**WHAT THE EXERCISE ASKS:**
Once the pictures have been set aside, copy every remaining entry exactly.

━━━━━ THE INPUT ━━━━━

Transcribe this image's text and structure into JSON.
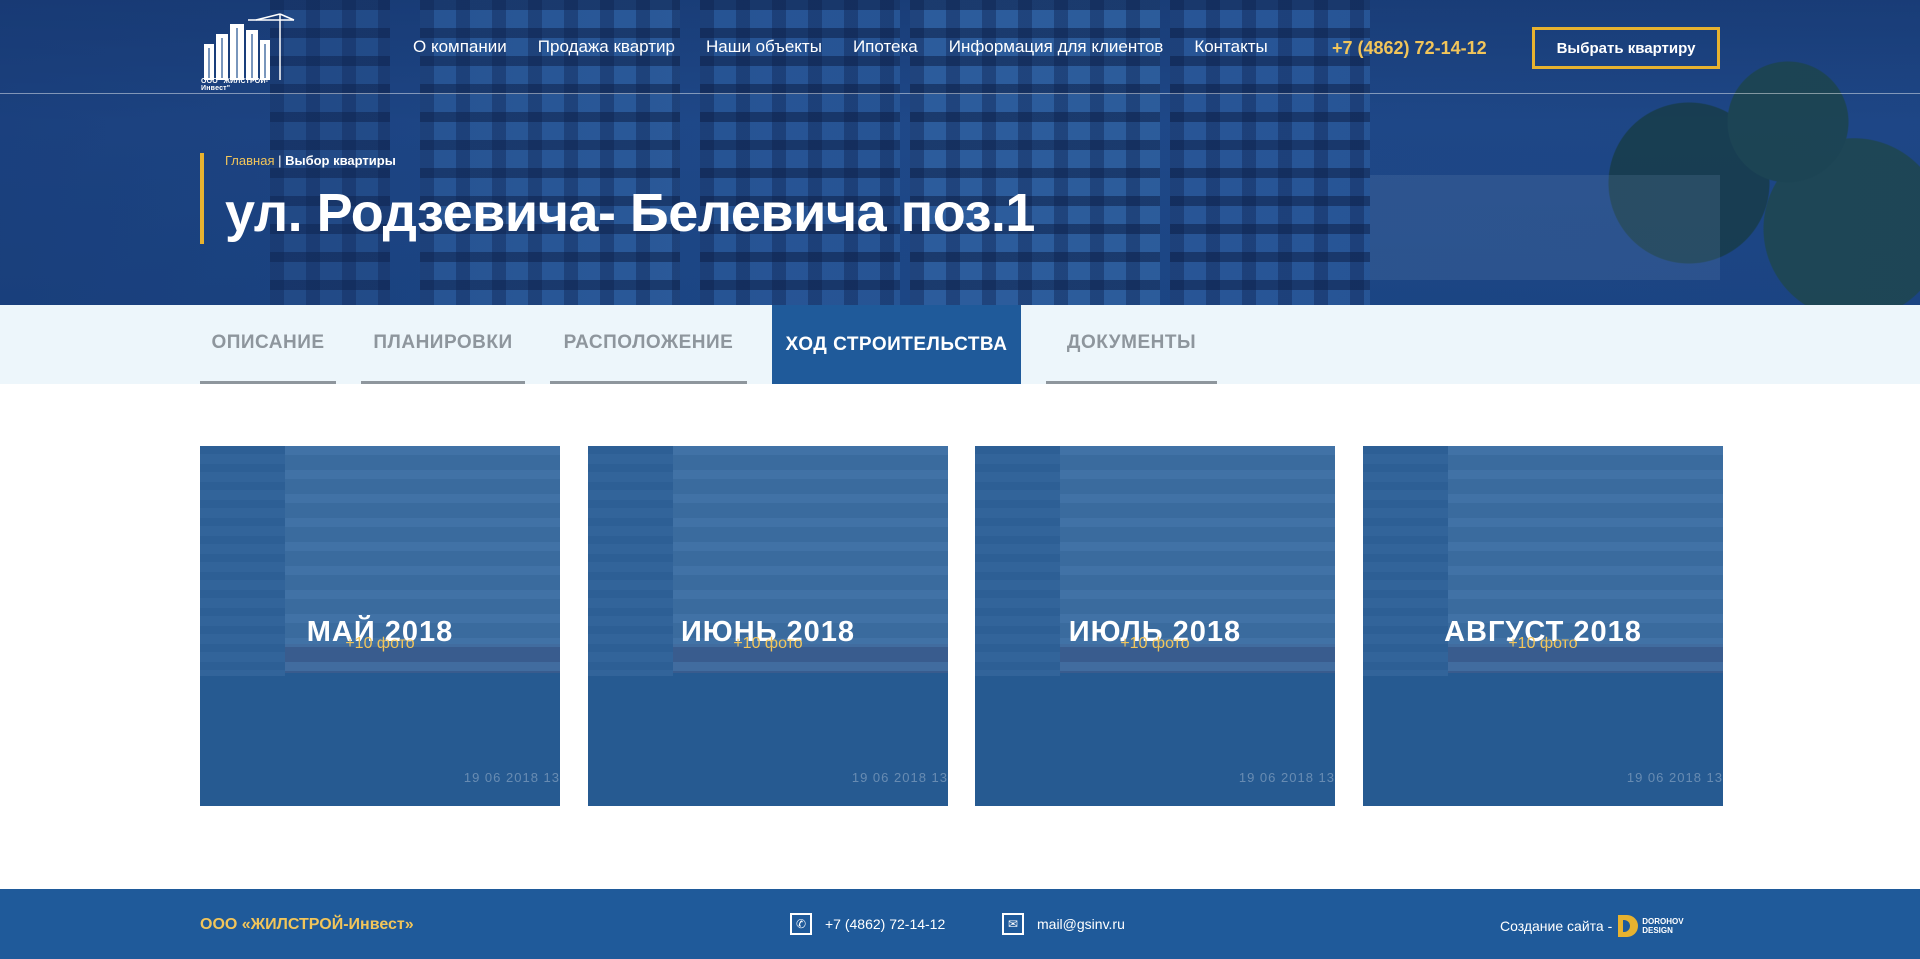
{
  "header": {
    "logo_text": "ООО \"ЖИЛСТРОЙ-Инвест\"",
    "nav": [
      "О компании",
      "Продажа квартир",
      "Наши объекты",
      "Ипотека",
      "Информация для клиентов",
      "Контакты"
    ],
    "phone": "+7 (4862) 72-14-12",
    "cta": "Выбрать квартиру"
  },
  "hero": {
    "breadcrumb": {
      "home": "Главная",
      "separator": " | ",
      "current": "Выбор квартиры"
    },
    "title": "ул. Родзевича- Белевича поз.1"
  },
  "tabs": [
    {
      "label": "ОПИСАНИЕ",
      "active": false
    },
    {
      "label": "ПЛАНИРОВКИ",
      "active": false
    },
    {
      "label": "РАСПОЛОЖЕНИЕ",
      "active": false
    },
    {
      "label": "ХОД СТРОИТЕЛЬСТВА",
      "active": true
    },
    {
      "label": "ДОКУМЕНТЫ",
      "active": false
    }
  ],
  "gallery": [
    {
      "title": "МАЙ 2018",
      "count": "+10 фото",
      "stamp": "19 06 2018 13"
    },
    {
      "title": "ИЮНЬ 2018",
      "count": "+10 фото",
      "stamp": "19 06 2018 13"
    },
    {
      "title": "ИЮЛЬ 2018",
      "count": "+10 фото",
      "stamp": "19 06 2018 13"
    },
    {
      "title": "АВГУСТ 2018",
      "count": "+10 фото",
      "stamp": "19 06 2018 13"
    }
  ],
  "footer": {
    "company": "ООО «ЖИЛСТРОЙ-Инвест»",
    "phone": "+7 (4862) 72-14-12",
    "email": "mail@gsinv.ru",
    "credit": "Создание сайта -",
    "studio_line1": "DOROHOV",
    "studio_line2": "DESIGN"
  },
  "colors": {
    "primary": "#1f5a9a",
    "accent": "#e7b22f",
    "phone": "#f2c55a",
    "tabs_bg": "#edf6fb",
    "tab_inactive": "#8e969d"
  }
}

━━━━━

**RESPONSE TO THE EXERCISE:**
Transcribe this image's text and structure into JSON.
{
  "header": {
    "logo_text": "ООО \"ЖИЛСТРОЙ-Инвест\"",
    "nav": [
      "О компании",
      "Продажа квартир",
      "Наши объекты",
      "Ипотека",
      "Информация для клиентов",
      "Контакты"
    ],
    "phone": "+7 (4862) 72-14-12",
    "cta": "Выбрать квартиру"
  },
  "hero": {
    "breadcrumb": {
      "home": "Главная",
      "separator": " | ",
      "current": "Выбор квартиры"
    },
    "title": "ул. Родзевича- Белевича поз.1"
  },
  "tabs": [
    {
      "label": "ОПИСАНИЕ",
      "active": false
    },
    {
      "label": "ПЛАНИРОВКИ",
      "active": false
    },
    {
      "label": "РАСПОЛОЖЕНИЕ",
      "active": false
    },
    {
      "label": "ХОД СТРОИТЕЛЬСТВА",
      "active": true
    },
    {
      "label": "ДОКУМЕНТЫ",
      "active": false
    }
  ],
  "gallery": [
    {
      "title": "МАЙ 2018",
      "count": "+10 фото",
      "stamp": "19 06 2018 13"
    },
    {
      "title": "ИЮНЬ 2018",
      "count": "+10 фото",
      "stamp": "19 06 2018 13"
    },
    {
      "title": "ИЮЛЬ 2018",
      "count": "+10 фото",
      "stamp": "19 06 2018 13"
    },
    {
      "title": "АВГУСТ 2018",
      "count": "+10 фото",
      "stamp": "19 06 2018 13"
    }
  ],
  "footer": {
    "company": "ООО «ЖИЛСТРОЙ-Инвест»",
    "phone": "+7 (4862) 72-14-12",
    "email": "mail@gsinv.ru",
    "credit": "Создание сайта -",
    "studio_line1": "DOROHOV",
    "studio_line2": "DESIGN"
  },
  "colors": {
    "primary": "#1f5a9a",
    "accent": "#e7b22f",
    "phone": "#f2c55a",
    "tabs_bg": "#edf6fb",
    "tab_inactive": "#8e969d"
  }
}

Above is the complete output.